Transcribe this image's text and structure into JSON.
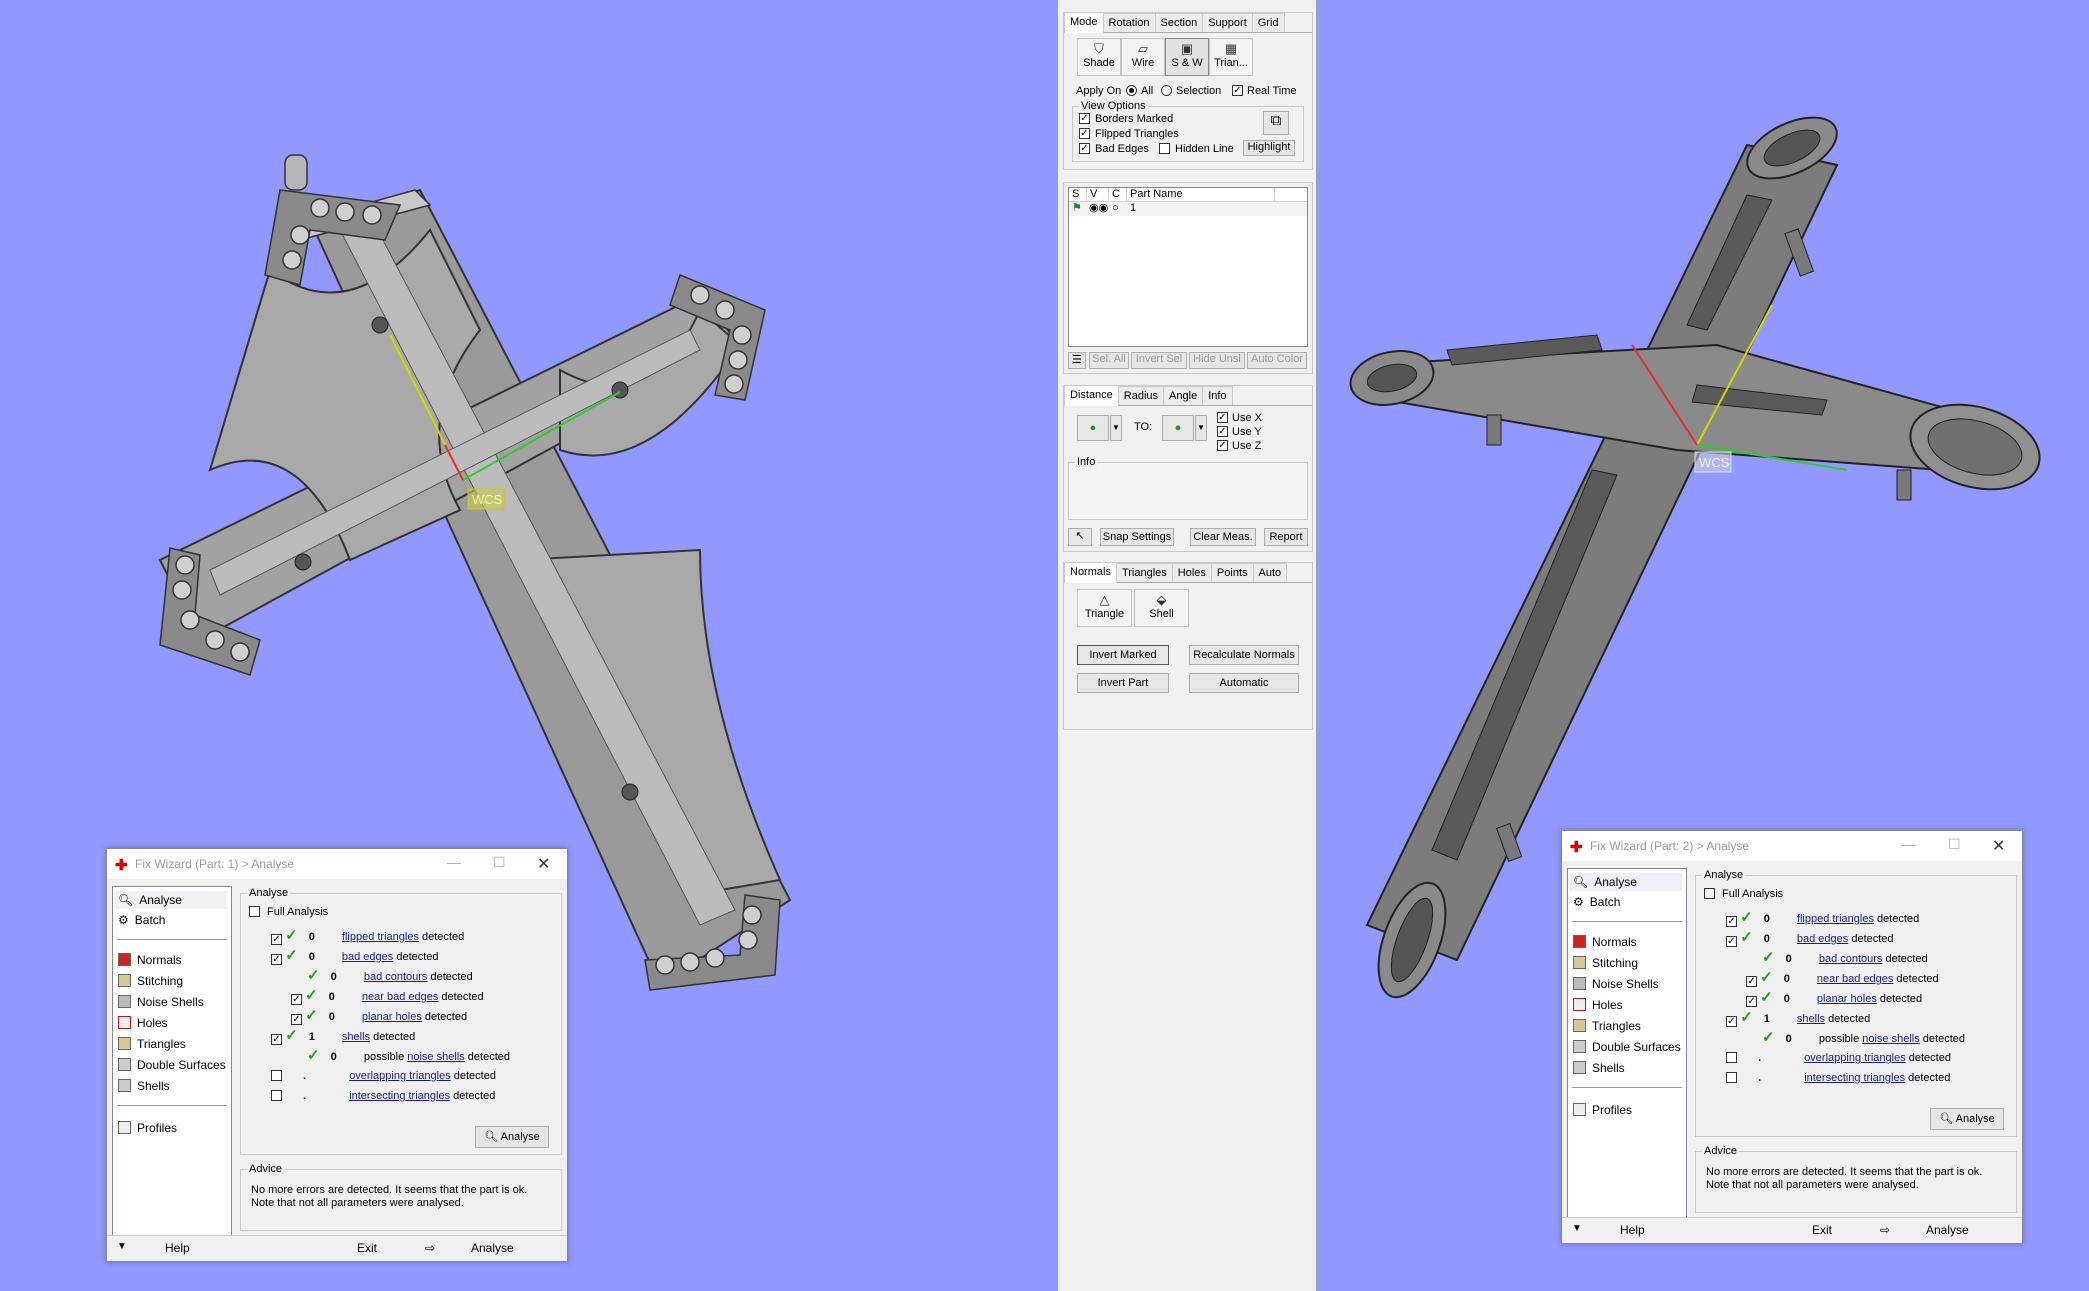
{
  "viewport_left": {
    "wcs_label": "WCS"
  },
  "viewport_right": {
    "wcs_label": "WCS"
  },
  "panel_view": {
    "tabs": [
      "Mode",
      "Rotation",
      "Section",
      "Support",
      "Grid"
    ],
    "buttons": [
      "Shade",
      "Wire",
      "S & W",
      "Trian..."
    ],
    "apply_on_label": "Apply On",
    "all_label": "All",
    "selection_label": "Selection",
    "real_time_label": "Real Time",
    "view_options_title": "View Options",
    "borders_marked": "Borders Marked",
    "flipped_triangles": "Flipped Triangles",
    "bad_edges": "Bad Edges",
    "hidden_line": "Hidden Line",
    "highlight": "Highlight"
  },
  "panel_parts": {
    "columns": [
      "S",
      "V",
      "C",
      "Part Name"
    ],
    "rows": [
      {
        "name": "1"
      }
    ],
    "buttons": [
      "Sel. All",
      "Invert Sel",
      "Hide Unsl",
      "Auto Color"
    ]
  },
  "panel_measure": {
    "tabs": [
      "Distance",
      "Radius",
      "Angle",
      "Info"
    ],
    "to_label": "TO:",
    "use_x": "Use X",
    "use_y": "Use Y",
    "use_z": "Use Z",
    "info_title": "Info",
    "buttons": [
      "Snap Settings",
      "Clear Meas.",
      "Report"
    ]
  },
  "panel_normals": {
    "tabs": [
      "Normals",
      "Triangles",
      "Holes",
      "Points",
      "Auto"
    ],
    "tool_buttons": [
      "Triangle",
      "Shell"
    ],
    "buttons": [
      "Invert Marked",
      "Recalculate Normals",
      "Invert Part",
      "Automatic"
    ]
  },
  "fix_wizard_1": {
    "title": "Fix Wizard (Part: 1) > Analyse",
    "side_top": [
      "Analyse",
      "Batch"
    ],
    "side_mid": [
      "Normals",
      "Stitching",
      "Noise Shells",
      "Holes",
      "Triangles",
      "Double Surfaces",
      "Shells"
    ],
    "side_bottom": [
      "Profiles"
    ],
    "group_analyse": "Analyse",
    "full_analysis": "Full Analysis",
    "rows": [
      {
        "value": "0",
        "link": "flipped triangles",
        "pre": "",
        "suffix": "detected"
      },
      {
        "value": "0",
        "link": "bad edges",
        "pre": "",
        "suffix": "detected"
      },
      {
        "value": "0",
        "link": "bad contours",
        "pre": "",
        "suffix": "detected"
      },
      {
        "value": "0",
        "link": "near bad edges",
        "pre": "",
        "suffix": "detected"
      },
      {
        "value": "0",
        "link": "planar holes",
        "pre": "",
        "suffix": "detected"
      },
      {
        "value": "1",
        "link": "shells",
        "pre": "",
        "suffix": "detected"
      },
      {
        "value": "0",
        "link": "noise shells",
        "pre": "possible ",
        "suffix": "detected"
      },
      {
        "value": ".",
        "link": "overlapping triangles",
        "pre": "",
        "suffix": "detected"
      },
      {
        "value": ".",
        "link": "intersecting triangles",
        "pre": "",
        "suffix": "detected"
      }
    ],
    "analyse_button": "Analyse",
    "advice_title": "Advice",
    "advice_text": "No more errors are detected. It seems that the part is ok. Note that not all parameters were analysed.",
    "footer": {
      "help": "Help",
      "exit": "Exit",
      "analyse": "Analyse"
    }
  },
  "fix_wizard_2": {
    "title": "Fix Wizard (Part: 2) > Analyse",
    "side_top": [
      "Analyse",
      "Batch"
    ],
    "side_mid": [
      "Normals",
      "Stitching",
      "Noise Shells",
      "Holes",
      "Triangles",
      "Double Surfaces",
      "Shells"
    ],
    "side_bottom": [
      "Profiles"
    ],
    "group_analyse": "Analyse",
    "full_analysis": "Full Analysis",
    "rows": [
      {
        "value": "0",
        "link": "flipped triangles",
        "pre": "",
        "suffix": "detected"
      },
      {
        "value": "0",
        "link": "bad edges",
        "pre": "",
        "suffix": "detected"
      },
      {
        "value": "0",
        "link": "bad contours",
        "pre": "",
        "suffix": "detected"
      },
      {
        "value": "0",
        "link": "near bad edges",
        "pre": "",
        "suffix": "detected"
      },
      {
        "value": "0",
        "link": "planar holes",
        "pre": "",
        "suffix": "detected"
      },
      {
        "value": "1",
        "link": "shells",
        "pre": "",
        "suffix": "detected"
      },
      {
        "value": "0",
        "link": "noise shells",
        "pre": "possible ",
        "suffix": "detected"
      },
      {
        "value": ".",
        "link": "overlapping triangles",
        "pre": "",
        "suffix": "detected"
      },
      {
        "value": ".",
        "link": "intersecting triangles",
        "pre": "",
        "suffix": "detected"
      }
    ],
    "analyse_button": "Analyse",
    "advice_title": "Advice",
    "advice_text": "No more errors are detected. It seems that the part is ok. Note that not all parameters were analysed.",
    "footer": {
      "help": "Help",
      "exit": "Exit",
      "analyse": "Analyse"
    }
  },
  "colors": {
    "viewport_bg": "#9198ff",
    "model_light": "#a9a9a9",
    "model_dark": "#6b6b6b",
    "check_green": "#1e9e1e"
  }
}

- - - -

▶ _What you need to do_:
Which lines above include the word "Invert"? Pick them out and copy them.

▶ _Your response_:
      "Invert Sel",
      "Invert Marked",
      "Invert Part",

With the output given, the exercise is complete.